### WORK INSTRUCTION
Which lines of the material hold the word "less"? Copy each one.

### DATA PROVIDED
============

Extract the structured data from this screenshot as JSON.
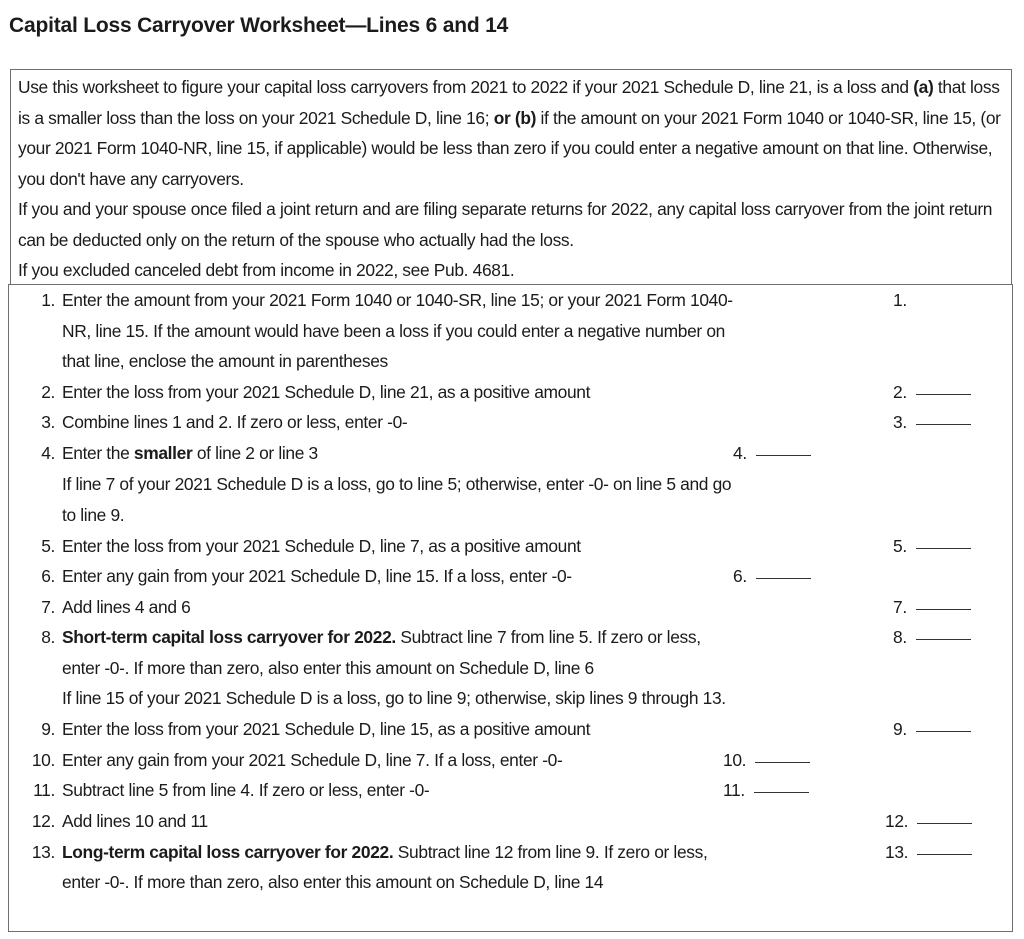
{
  "title": "Capital Loss Carryover Worksheet—Lines 6 and 14",
  "intro": {
    "p1": {
      "pre_a": "Use this worksheet to figure your capital loss carryovers from 2021 to 2022 if your 2021 Schedule D, line 21, is a loss and ",
      "a_label": "(a)",
      "after_a": " that loss is a smaller loss than the loss on your 2021 Schedule D, line 16; ",
      "or_b_label": "or (b)",
      "after_b": " if the amount on your 2021 Form 1040 or 1040-SR, line 15, (or your 2021 Form 1040-NR, line 15, if applicable) would be less than zero if you could enter a negative amount on that line. Otherwise, you don't have any carryovers."
    },
    "p2": "If you and your spouse once filed a joint return and are filing separate returns for 2022, any capital loss carryover from the joint return can be deducted only on the return of the spouse who actually had the loss.",
    "p3": "If you excluded canceled debt from income in 2022, see Pub. 4681."
  },
  "lines": {
    "l1": {
      "num": "1.",
      "text1": "Enter the amount from your 2021 Form 1040 or 1040-SR, line 15; or your 2021 Form 1040-",
      "text2": "NR, line 15. If the amount would have been a loss if you could enter a negative number on",
      "text3": "that line, enclose the amount in parentheses",
      "ref": "1.",
      "value": ""
    },
    "l2": {
      "num": "2.",
      "text": "Enter the loss from your 2021 Schedule D, line 21, as a positive amount",
      "ref": "2.",
      "value": ""
    },
    "l3": {
      "num": "3.",
      "text": "Combine lines 1 and 2. If zero or less, enter -0-",
      "ref": "3.",
      "value": ""
    },
    "l4": {
      "num": "4.",
      "pre": "Enter the ",
      "bold": "smaller",
      "post": " of line 2 or line 3",
      "ref": "4.",
      "value": ""
    },
    "note1": {
      "text1": "If line 7 of your 2021 Schedule D is a loss, go to line 5; otherwise, enter -0- on line 5 and go",
      "text2": "to line 9."
    },
    "l5": {
      "num": "5.",
      "text": "Enter the loss from your 2021 Schedule D, line 7, as a positive amount",
      "ref": "5.",
      "value": ""
    },
    "l6": {
      "num": "6.",
      "text": "Enter any gain from your 2021 Schedule D, line 15. If a loss, enter -0-",
      "ref": "6.",
      "value": ""
    },
    "l7": {
      "num": "7.",
      "text": "Add lines 4 and 6",
      "ref": "7.",
      "value": ""
    },
    "l8": {
      "num": "8.",
      "bold": "Short-term capital loss carryover for 2022.",
      "post": " Subtract line 7 from line 5. If zero or less,",
      "text2": "enter -0-. If more than zero, also enter this amount on Schedule D, line 6",
      "ref": "8.",
      "value": ""
    },
    "note2": {
      "text": "If line 15 of your 2021 Schedule D is a loss, go to line 9; otherwise, skip lines 9 through 13."
    },
    "l9": {
      "num": "9.",
      "text": "Enter the loss from your 2021 Schedule D, line 15, as a positive amount",
      "ref": "9.",
      "value": ""
    },
    "l10": {
      "num": "10.",
      "text": "Enter any gain from your 2021 Schedule D, line 7. If a loss, enter -0-",
      "ref": "10.",
      "value": ""
    },
    "l11": {
      "num": "11.",
      "text": "Subtract line 5 from line 4. If zero or less, enter -0-",
      "ref": "11.",
      "value": ""
    },
    "l12": {
      "num": "12.",
      "text": "Add lines 10 and 11",
      "ref": "12.",
      "value": ""
    },
    "l13": {
      "num": "13.",
      "bold": "Long-term capital loss carryover for 2022.",
      "post": " Subtract line 12 from line 9. If zero or less,",
      "text2": "enter -0-. If more than zero, also enter this amount on Schedule D, line 14",
      "ref": "13.",
      "value": ""
    }
  }
}
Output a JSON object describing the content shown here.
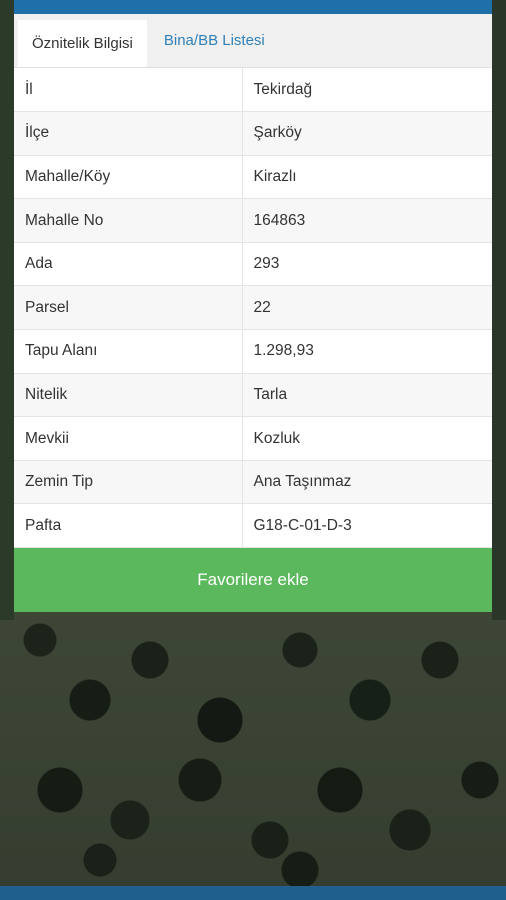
{
  "tabs": [
    {
      "label": "Öznitelik Bilgisi",
      "active": true
    },
    {
      "label": "Bina/BB Listesi",
      "active": false
    }
  ],
  "attributes": [
    {
      "key": "İl",
      "value": "Tekirdağ"
    },
    {
      "key": "İlçe",
      "value": "Şarköy"
    },
    {
      "key": "Mahalle/Köy",
      "value": "Kirazlı"
    },
    {
      "key": "Mahalle No",
      "value": "164863"
    },
    {
      "key": "Ada",
      "value": "293"
    },
    {
      "key": "Parsel",
      "value": "22"
    },
    {
      "key": "Tapu Alanı",
      "value": "1.298,93"
    },
    {
      "key": "Nitelik",
      "value": "Tarla"
    },
    {
      "key": "Mevkii",
      "value": "Kozluk"
    },
    {
      "key": "Zemin Tip",
      "value": "Ana Taşınmaz"
    },
    {
      "key": "Pafta",
      "value": "G18-C-01-D-3"
    }
  ],
  "favorite_button": {
    "label": "Favorilere ekle"
  },
  "colors": {
    "tab_link": "#2f80b8",
    "button_green": "#5cb85c",
    "header_blue": "#1f6fa8"
  }
}
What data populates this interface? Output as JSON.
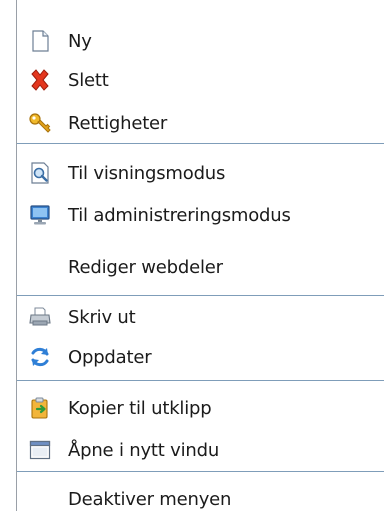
{
  "menu": {
    "items": {
      "new": {
        "label": "Ny",
        "icon": "new-document-icon"
      },
      "delete": {
        "label": "Slett",
        "icon": "delete-x-icon"
      },
      "permissions": {
        "label": "Rettigheter",
        "icon": "key-icon"
      },
      "view_mode": {
        "label": "Til visningsmodus",
        "icon": "view-mode-icon"
      },
      "admin_mode": {
        "label": "Til administreringsmodus",
        "icon": "admin-monitor-icon"
      },
      "edit_webparts": {
        "label": "Rediger webdeler"
      },
      "print": {
        "label": "Skriv ut",
        "icon": "printer-icon"
      },
      "refresh": {
        "label": "Oppdater",
        "icon": "refresh-icon"
      },
      "copy_clipboard": {
        "label": "Kopier til utklipp",
        "icon": "clipboard-icon"
      },
      "open_new_window": {
        "label": "Åpne i nytt vindu",
        "icon": "new-window-icon"
      },
      "disable_menu": {
        "label": "Deaktiver menyen"
      }
    }
  },
  "colors": {
    "separator": "#7f9db9",
    "text": "#1b1b1b",
    "delete_red": "#e3371e",
    "key_gold": "#e3a21a",
    "refresh_blue": "#2f7fd6"
  }
}
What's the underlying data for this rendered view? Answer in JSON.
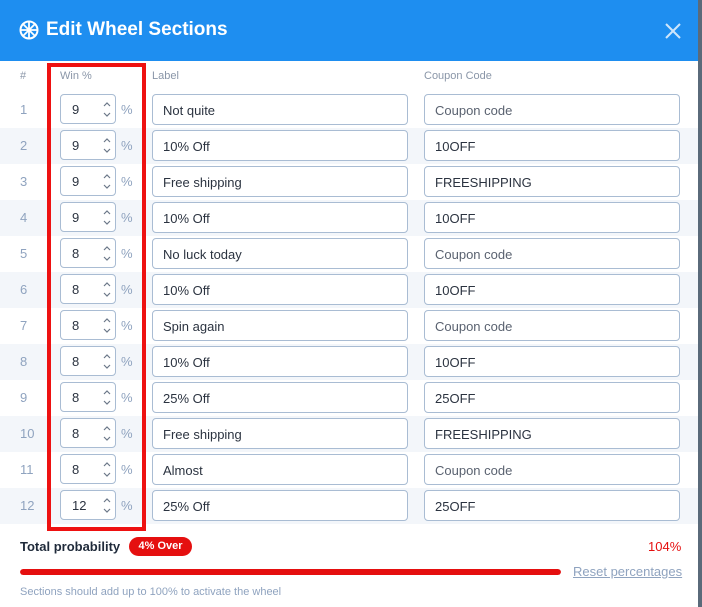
{
  "modal": {
    "title": "Edit Wheel Sections",
    "close_icon": "close-icon",
    "wheel_icon": "wheel-icon"
  },
  "columns": {
    "number": "#",
    "win": "Win %",
    "label": "Label",
    "coupon": "Coupon Code"
  },
  "percent_symbol": "%",
  "sections": [
    {
      "num": "1",
      "win": "9",
      "label": "Not quite",
      "coupon": "Coupon code",
      "coupon_is_placeholder": true
    },
    {
      "num": "2",
      "win": "9",
      "label": "10% Off",
      "coupon": "10OFF",
      "coupon_is_placeholder": false
    },
    {
      "num": "3",
      "win": "9",
      "label": "Free shipping",
      "coupon": "FREESHIPPING",
      "coupon_is_placeholder": false
    },
    {
      "num": "4",
      "win": "9",
      "label": "10% Off",
      "coupon": "10OFF",
      "coupon_is_placeholder": false
    },
    {
      "num": "5",
      "win": "8",
      "label": "No luck today",
      "coupon": "Coupon code",
      "coupon_is_placeholder": true
    },
    {
      "num": "6",
      "win": "8",
      "label": "10% Off",
      "coupon": "10OFF",
      "coupon_is_placeholder": false
    },
    {
      "num": "7",
      "win": "8",
      "label": "Spin again",
      "coupon": "Coupon code",
      "coupon_is_placeholder": true
    },
    {
      "num": "8",
      "win": "8",
      "label": "10% Off",
      "coupon": "10OFF",
      "coupon_is_placeholder": false
    },
    {
      "num": "9",
      "win": "8",
      "label": "25% Off",
      "coupon": "25OFF",
      "coupon_is_placeholder": false
    },
    {
      "num": "10",
      "win": "8",
      "label": "Free shipping",
      "coupon": "FREESHIPPING",
      "coupon_is_placeholder": false
    },
    {
      "num": "11",
      "win": "8",
      "label": "Almost",
      "coupon": "Coupon code",
      "coupon_is_placeholder": true
    },
    {
      "num": "12",
      "win": "12",
      "label": "25% Off",
      "coupon": "25OFF",
      "coupon_is_placeholder": false
    }
  ],
  "footer": {
    "total_label": "Total probability",
    "badge": "4% Over",
    "total_value": "104%",
    "progress_percent": 104,
    "reset_label": "Reset percentages",
    "hint": "Sections should add up to 100% to activate the wheel"
  },
  "colors": {
    "header": "#1e8ef0",
    "error": "#e50f0f",
    "highlight_box": "#ee1111",
    "muted_text": "#8fa3bf",
    "row_alt": "#f3f6fa"
  }
}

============

### RESPONSE BELOW
      "after_b": " if the amount on your 2021 Form 1040 or 1040-SR, line 15, (or your 2021 Form 1040-NR, line 15, if applicable) would be less than zero if you could enter a negative amount on that line. Otherwise, you don't have any carryovers."
      "text": "Combine lines 1 and 2. If zero or less, enter -0-",
      "post": " Subtract line 7 from line 5. If zero or less,",
      "text": "Subtract line 5 from line 4. If zero or less, enter -0-",
      "post": " Subtract line 12 from line 9. If zero or less,",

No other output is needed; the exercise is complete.